:: Aim of the exercise ::
For each line of the data below that holds "container", copy the line.

[Interface dataset entries]
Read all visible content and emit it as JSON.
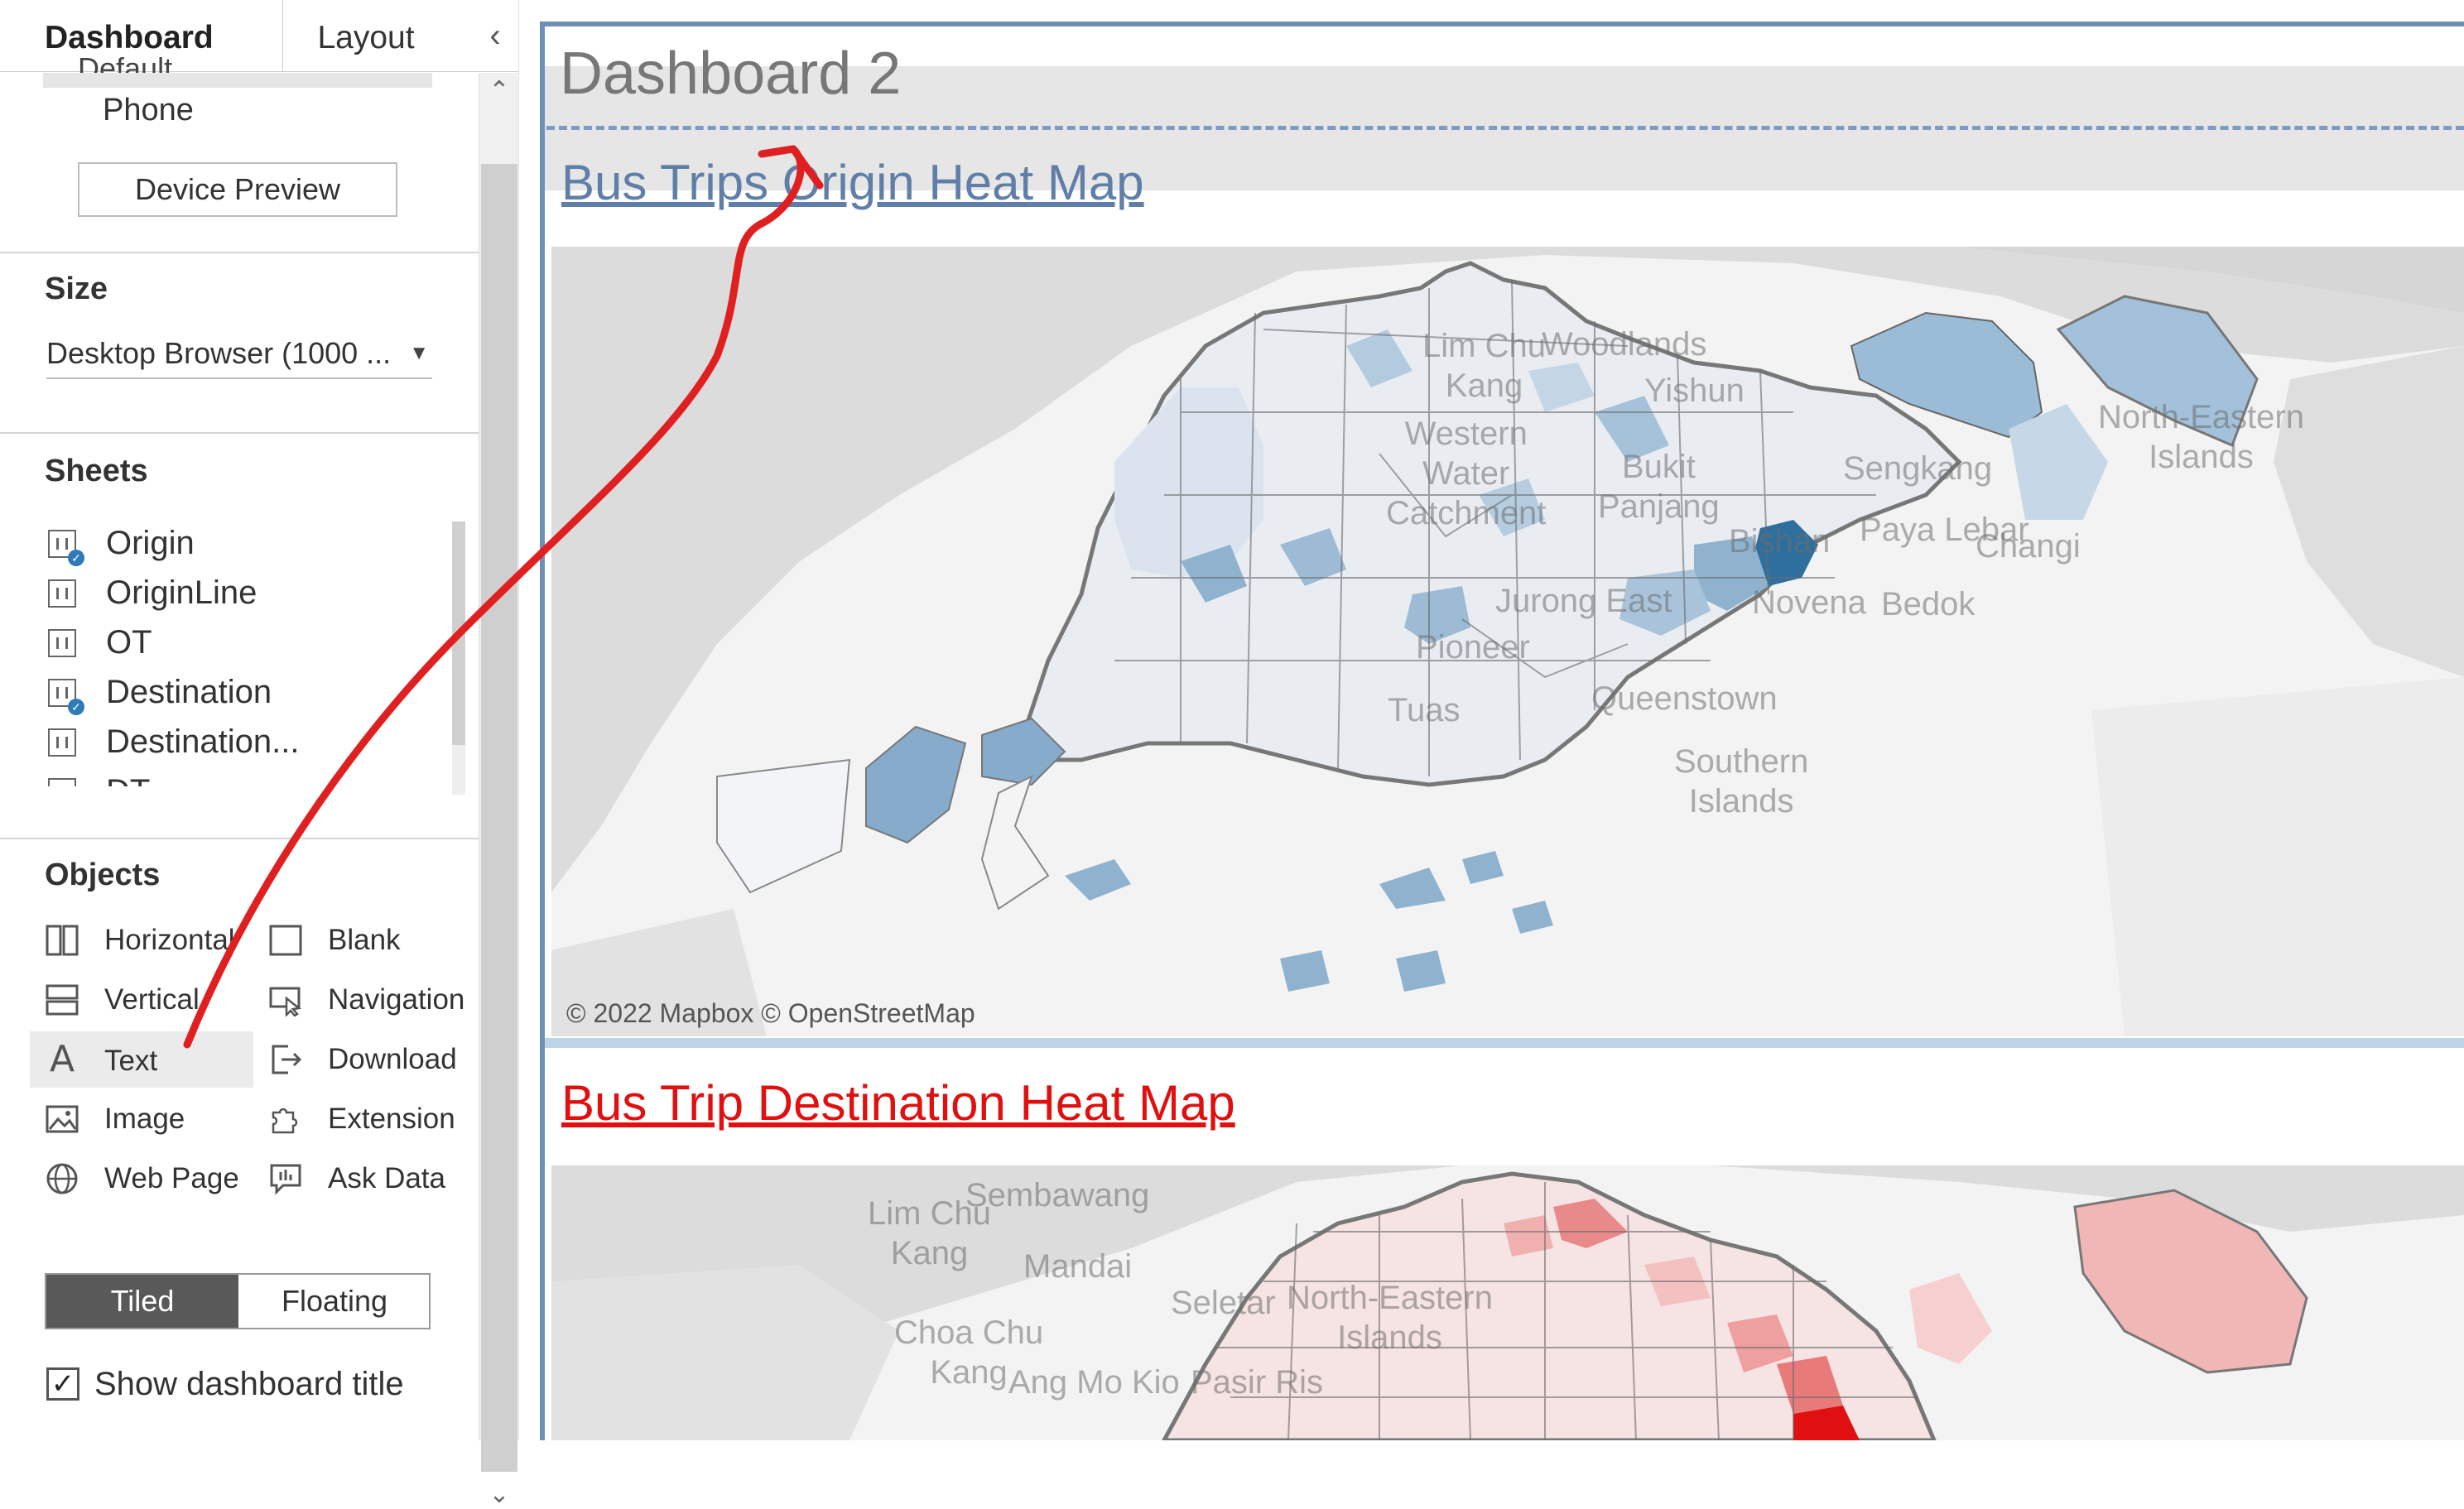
{
  "tabs": {
    "dashboard": "Dashboard",
    "layout": "Layout",
    "collapse_icon": "‹"
  },
  "device": {
    "default_partial": "Default",
    "phone": "Phone",
    "preview_button": "Device Preview"
  },
  "size": {
    "title": "Size",
    "value": "Desktop Browser (1000 ..."
  },
  "sheets": {
    "title": "Sheets",
    "items": [
      {
        "label": "Origin",
        "used": true
      },
      {
        "label": "OriginLine",
        "used": false
      },
      {
        "label": "OT",
        "used": false
      },
      {
        "label": "Destination",
        "used": true
      },
      {
        "label": "Destination...",
        "used": false
      },
      {
        "label": "DT",
        "used": false
      }
    ]
  },
  "objects": {
    "title": "Objects",
    "horizontal": "Horizontal",
    "blank": "Blank",
    "vertical": "Vertical",
    "navigation": "Navigation",
    "text": "Text",
    "download": "Download",
    "image": "Image",
    "extension": "Extension",
    "web_page": "Web Page",
    "ask_data": "Ask Data"
  },
  "layout_mode": {
    "tiled": "Tiled",
    "floating": "Floating",
    "selected": "Tiled"
  },
  "show_title": {
    "label": "Show dashboard title",
    "checked": true,
    "mark": "✓"
  },
  "dashboard": {
    "title": "Dashboard 2",
    "origin_title": "Bus Trips Origin Heat Map",
    "destination_title": "Bus Trip Destination Heat Map",
    "map_credit": "© 2022 Mapbox © OpenStreetMap"
  },
  "map_labels_origin": {
    "lim_chu_kang": "Lim Chu\nKang",
    "woodlands": "Woodlands",
    "yishun": "Yishun",
    "western_water": "Western\nWater\nCatchment",
    "sengkang": "Sengkang",
    "bukit_panjang": "Bukit\nPanjang",
    "bishan": "Bishan",
    "paya_lebar": "Paya Lebar",
    "changi": "Changi",
    "jurong_east": "Jurong East",
    "novena": "Novena",
    "bedok": "Bedok",
    "pioneer": "Pioneer",
    "queenstown": "Queenstown",
    "tuas": "Tuas",
    "southern_islands": "Southern\nIslands",
    "ne_islands": "North-Eastern\nIslands"
  },
  "map_labels_dest": {
    "lim_chu_kang": "Lim Chu\nKang",
    "sembawang": "Sembawang",
    "mandai": "Mandai",
    "seletar": "Seletar",
    "choa_chu_kang": "Choa Chu\nKang",
    "ang_mo_kio": "Ang Mo Kio",
    "pasir_ris": "Pasir Ris",
    "ne_islands": "North-Eastern\nIslands"
  },
  "colors": {
    "origin_accent": "#2f6f9e",
    "destination_accent": "#e01010",
    "frame": "#6f8fb4",
    "annotation_arrow": "#e02020"
  },
  "icons": {
    "sheet": "worksheet-icon",
    "used": "check-circle-icon",
    "horizontal": "horizontal-container-icon",
    "vertical": "vertical-container-icon",
    "text": "text-icon",
    "image": "image-icon",
    "web_page": "globe-icon",
    "blank": "blank-icon",
    "navigation": "navigation-icon",
    "download": "download-icon",
    "extension": "extension-puzzle-icon",
    "ask_data": "ask-data-icon"
  }
}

:: Response to the exercise ::
    "horizontal": "horizontal-container-icon",
    "vertical": "vertical-container-icon",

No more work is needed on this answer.